Read the data below line by line and copy each one with "icon" in it.

[App and web page records]
........
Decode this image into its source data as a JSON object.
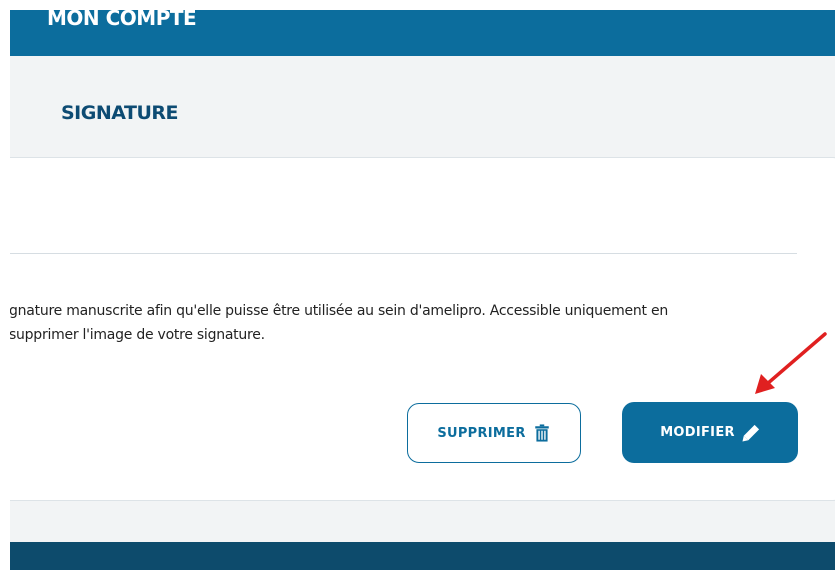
{
  "header": {
    "title": "MON COMPTE"
  },
  "section": {
    "title": "SIGNATURE"
  },
  "card": {
    "description_line1": "gnature manuscrite afin qu'elle puisse être utilisée au sein d'amelipro. Accessible uniquement en",
    "description_line2": "supprimer l'image de votre signature."
  },
  "buttons": {
    "delete_label": "SUPPRIMER",
    "delete_icon": "trash-icon",
    "edit_label": "MODIFIER",
    "edit_icon": "pencil-icon"
  },
  "annotation": {
    "arrow_color": "#e02020"
  },
  "colors": {
    "brand_blue": "#0c6d9d",
    "dark_navy": "#0d4b6c",
    "title_navy": "#0d4b73",
    "background": "#f2f4f5"
  }
}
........
**Your response:**
    "delete_icon": "trash-icon",
    "edit_icon": "pencil-icon"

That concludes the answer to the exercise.